Dataset records:
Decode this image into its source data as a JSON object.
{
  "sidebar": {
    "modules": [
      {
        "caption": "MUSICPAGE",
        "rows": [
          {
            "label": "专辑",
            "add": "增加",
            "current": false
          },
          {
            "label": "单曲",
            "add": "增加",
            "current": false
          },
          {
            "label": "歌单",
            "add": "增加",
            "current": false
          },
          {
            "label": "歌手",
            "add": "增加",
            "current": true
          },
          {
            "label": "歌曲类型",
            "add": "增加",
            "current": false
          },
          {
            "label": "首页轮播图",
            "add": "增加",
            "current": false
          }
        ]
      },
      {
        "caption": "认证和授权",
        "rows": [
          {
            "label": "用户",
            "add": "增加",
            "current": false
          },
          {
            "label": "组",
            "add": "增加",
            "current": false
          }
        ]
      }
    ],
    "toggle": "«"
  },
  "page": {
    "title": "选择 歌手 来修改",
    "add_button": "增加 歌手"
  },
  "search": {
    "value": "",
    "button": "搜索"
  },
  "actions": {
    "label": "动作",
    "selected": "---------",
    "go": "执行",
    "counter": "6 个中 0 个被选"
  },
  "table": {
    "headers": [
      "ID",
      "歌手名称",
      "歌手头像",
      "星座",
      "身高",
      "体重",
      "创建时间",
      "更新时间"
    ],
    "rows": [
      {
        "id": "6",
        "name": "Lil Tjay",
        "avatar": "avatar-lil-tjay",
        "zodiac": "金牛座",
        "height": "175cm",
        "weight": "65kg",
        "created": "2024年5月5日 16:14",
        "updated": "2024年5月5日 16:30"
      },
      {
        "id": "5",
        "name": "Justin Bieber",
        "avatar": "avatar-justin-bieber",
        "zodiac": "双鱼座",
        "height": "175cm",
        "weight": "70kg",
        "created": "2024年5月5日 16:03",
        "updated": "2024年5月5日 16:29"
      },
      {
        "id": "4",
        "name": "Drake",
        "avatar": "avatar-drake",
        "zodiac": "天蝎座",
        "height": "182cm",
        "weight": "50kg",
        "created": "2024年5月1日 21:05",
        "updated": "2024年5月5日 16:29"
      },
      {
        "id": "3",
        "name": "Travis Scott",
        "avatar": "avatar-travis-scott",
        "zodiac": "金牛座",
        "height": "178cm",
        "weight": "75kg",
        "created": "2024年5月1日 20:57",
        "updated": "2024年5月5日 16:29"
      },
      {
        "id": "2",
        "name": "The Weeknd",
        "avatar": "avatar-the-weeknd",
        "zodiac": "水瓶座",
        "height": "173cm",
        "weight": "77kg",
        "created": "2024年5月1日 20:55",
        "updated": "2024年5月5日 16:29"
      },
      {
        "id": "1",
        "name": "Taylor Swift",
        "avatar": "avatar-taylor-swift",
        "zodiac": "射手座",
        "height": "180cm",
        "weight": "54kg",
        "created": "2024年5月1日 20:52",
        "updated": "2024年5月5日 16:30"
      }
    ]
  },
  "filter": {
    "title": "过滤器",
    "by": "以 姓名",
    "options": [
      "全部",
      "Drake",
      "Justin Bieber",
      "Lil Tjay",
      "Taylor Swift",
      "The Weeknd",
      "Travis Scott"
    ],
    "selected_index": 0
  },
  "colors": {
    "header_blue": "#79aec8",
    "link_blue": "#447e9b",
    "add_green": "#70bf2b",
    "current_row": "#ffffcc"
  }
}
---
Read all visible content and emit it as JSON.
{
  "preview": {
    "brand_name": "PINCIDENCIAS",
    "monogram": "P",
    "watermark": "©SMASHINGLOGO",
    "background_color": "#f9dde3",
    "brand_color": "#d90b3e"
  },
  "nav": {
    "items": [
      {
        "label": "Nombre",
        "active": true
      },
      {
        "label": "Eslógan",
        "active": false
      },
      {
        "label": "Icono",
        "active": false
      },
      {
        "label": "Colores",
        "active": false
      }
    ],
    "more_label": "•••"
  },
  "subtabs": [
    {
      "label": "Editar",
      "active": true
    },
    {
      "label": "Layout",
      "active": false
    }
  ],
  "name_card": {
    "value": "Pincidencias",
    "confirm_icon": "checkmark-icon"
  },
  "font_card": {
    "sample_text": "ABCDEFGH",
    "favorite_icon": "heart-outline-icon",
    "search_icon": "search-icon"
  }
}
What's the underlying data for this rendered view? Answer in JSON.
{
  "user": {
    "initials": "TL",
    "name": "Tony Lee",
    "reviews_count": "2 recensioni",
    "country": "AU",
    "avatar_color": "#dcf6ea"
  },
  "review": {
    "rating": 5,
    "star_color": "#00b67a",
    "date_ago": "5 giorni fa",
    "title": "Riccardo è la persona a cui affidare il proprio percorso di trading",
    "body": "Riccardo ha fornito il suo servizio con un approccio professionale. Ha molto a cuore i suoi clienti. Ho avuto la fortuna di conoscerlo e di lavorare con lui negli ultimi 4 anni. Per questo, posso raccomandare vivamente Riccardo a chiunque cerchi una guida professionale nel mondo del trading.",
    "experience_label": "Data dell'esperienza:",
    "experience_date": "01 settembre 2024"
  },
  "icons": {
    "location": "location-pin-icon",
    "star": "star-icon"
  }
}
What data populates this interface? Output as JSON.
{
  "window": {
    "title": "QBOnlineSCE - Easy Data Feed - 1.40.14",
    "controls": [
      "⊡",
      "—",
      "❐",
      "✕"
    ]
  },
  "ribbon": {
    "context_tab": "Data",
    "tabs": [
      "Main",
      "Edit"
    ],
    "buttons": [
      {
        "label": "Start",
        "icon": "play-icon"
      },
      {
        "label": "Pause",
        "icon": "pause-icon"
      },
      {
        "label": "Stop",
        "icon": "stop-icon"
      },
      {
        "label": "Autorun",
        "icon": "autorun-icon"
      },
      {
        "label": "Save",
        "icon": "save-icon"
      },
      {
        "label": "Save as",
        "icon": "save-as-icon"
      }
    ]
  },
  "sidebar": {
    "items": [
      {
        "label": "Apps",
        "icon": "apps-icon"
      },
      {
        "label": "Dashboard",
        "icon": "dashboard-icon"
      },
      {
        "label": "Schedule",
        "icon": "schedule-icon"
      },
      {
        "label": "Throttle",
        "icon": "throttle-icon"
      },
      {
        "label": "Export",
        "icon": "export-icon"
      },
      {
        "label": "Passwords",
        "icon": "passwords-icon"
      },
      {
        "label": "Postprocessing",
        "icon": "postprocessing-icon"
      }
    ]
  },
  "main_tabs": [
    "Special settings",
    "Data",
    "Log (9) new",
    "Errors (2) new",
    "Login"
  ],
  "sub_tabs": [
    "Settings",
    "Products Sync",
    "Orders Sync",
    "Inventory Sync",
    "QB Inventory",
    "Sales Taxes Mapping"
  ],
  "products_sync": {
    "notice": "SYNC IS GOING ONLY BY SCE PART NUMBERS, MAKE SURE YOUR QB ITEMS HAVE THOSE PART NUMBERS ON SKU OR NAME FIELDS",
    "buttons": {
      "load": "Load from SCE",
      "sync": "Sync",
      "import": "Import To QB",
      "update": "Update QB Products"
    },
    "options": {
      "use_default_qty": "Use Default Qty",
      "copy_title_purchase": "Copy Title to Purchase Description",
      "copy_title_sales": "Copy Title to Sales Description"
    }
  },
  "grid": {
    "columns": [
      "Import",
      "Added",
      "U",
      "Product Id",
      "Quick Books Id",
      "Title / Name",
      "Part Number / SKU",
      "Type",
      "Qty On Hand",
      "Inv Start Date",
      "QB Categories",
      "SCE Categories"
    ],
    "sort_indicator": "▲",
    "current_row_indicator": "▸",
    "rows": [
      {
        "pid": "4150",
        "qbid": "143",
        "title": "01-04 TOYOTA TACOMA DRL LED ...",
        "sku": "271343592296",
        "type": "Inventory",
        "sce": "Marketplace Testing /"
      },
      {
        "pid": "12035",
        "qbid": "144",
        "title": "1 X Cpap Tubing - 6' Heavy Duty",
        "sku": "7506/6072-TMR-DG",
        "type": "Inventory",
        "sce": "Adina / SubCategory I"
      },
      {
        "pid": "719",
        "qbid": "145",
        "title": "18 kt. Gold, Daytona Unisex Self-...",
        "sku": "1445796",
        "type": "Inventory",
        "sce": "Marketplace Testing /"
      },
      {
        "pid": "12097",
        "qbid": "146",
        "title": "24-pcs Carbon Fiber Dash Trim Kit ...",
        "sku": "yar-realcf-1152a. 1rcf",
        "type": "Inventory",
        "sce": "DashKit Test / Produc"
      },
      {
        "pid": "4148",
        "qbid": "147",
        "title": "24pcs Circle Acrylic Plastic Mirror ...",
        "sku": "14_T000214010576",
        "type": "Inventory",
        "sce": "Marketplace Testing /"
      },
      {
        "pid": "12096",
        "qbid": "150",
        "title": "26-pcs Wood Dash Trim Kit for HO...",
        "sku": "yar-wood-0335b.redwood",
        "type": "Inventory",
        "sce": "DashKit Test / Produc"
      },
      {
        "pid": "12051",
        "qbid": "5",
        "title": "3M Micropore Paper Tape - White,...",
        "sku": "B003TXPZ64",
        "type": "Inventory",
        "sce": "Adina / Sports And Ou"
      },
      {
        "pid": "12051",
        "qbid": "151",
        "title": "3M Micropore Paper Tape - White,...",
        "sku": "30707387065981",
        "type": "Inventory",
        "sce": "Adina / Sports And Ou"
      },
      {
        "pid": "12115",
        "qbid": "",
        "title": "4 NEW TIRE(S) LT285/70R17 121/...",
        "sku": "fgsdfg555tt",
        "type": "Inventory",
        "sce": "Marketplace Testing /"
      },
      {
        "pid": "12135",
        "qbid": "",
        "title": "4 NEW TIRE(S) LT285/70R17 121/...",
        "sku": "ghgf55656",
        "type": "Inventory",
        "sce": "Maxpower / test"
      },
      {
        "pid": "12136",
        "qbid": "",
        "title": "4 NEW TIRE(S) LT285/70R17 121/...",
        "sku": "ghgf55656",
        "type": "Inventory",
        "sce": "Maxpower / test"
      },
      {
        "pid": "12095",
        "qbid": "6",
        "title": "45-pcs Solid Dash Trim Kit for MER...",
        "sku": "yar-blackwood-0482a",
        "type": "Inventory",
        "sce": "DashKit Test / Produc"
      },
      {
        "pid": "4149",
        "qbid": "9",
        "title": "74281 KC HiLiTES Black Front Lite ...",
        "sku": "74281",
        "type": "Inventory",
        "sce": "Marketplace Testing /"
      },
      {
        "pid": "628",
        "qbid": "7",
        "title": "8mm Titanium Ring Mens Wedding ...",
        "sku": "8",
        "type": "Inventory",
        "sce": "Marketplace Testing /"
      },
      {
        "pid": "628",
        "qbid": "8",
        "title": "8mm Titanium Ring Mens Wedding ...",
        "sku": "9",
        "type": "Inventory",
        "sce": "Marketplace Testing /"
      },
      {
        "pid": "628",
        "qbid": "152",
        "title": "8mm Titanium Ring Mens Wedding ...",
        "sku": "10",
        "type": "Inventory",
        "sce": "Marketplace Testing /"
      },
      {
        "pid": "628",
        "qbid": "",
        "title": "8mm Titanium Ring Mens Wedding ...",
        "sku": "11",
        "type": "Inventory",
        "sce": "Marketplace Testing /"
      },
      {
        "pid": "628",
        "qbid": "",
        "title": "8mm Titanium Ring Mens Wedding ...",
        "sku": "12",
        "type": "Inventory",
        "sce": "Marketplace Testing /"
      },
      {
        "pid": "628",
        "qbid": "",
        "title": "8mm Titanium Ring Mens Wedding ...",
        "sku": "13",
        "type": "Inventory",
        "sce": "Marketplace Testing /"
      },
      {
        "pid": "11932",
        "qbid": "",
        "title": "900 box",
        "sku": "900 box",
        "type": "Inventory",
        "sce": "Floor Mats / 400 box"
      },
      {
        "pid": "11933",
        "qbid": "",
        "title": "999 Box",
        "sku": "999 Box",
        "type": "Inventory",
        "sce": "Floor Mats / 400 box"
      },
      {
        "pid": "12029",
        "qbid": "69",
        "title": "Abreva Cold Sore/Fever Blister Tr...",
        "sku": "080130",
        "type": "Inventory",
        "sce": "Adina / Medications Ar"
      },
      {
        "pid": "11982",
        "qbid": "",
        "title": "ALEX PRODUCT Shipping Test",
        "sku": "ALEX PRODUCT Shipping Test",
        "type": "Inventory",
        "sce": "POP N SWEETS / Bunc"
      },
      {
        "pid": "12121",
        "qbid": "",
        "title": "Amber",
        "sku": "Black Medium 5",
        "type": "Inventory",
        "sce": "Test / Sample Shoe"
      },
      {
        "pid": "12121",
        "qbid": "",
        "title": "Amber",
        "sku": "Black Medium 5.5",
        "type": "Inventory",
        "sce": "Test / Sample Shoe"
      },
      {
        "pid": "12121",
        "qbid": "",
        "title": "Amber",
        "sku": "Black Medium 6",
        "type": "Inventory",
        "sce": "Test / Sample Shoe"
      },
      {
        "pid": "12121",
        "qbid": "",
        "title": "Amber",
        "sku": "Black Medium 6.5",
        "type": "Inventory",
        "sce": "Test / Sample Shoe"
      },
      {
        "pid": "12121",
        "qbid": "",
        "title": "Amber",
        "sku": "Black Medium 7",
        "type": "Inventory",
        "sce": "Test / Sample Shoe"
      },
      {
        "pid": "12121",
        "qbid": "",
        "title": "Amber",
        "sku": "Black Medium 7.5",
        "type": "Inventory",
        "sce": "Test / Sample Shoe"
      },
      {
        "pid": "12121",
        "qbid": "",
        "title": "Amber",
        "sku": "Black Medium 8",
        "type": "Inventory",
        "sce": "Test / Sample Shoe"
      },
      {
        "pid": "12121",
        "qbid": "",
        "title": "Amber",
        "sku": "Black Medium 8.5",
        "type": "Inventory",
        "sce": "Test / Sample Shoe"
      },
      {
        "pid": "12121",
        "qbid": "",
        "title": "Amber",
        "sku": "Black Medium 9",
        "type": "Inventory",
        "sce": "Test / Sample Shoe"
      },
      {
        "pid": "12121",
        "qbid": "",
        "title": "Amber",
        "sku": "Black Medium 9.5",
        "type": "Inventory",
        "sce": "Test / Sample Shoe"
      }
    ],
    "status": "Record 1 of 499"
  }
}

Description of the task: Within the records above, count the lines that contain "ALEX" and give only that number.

Task solution: 2